# [Element data from apps and pages]
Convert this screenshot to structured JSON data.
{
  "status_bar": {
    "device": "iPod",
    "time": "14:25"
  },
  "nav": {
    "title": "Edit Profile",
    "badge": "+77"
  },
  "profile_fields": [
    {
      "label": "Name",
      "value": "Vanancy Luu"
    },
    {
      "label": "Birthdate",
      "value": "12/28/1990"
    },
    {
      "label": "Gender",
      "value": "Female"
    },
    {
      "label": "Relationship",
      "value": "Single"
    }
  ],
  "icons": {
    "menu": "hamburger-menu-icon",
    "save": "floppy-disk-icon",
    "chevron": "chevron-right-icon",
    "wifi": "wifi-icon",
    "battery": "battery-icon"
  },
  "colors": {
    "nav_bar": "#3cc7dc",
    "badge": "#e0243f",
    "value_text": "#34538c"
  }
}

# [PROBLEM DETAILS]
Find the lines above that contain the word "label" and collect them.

# [SOLUTION TO THE EXERCISE]
      "label": "Name",
      "label": "Birthdate",
      "label": "Gender",
      "label": "Relationship",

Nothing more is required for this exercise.